WHAT THE TASK REQUIRES:
All of the data is to be printed again exactly as it appears.

EXTRACTED DATA:
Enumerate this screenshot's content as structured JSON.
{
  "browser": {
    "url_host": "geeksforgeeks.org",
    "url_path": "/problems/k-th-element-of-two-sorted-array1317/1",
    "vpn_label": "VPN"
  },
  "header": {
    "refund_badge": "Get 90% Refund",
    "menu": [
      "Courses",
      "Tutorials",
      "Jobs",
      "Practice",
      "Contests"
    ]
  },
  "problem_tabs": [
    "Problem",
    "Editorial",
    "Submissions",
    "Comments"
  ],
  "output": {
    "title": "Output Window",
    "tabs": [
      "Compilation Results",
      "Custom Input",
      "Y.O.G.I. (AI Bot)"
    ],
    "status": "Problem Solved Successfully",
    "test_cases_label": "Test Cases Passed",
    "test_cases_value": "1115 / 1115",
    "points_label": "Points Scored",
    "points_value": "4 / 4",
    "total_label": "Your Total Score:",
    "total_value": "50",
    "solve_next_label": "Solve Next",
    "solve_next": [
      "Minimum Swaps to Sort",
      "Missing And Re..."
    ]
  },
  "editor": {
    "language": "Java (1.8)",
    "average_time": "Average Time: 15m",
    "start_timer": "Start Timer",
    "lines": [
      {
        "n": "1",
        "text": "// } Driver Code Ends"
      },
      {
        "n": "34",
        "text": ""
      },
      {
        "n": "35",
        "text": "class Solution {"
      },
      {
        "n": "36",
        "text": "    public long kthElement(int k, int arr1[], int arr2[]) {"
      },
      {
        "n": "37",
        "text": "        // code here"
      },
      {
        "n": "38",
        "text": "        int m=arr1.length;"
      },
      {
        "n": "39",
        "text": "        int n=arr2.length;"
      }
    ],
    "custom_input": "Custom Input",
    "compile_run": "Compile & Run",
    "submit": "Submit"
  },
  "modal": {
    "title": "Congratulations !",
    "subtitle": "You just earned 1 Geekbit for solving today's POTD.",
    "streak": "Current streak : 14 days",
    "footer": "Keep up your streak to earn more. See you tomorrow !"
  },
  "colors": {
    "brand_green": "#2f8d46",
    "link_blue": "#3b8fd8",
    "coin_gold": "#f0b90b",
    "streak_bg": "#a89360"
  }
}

EXPECTED OUTPUT:
Enumerate this screenshot's content as structured JSON.
{
  "browser": {
    "url_host": "geeksforgeeks.org",
    "url_path": "/problems/k-th-element-of-two-sorted-array1317/1",
    "vpn_label": "VPN"
  },
  "header": {
    "refund_badge": "Get 90% Refund",
    "menu": [
      "Courses",
      "Tutorials",
      "Jobs",
      "Practice",
      "Contests"
    ]
  },
  "problem_tabs": [
    "Problem",
    "Editorial",
    "Submissions",
    "Comments"
  ],
  "output": {
    "title": "Output Window",
    "tabs": [
      "Compilation Results",
      "Custom Input",
      "Y.O.G.I. (AI Bot)"
    ],
    "status": "Problem Solved Successfully",
    "test_cases_label": "Test Cases Passed",
    "test_cases_value": "1115 / 1115",
    "points_label": "Points Scored",
    "points_value": "4 / 4",
    "total_label": "Your Total Score:",
    "total_value": "50",
    "solve_next_label": "Solve Next",
    "solve_next": [
      "Minimum Swaps to Sort",
      "Missing And Re..."
    ]
  },
  "editor": {
    "language": "Java (1.8)",
    "average_time": "Average Time: 15m",
    "start_timer": "Start Timer",
    "lines": [
      {
        "n": "1",
        "text": "// } Driver Code Ends"
      },
      {
        "n": "34",
        "text": ""
      },
      {
        "n": "35",
        "text": "class Solution {"
      },
      {
        "n": "36",
        "text": "    public long kthElement(int k, int arr1[], int arr2[]) {"
      },
      {
        "n": "37",
        "text": "        // code here"
      },
      {
        "n": "38",
        "text": "        int m=arr1.length;"
      },
      {
        "n": "39",
        "text": "        int n=arr2.length;"
      }
    ],
    "custom_input": "Custom Input",
    "compile_run": "Compile & Run",
    "submit": "Submit"
  },
  "modal": {
    "title": "Congratulations !",
    "subtitle": "You just earned 1 Geekbit for solving today's POTD.",
    "streak": "Current streak : 14 days",
    "footer": "Keep up your streak to earn more. See you tomorrow !"
  },
  "colors": {
    "brand_green": "#2f8d46",
    "link_blue": "#3b8fd8",
    "coin_gold": "#f0b90b",
    "streak_bg": "#a89360"
  }
}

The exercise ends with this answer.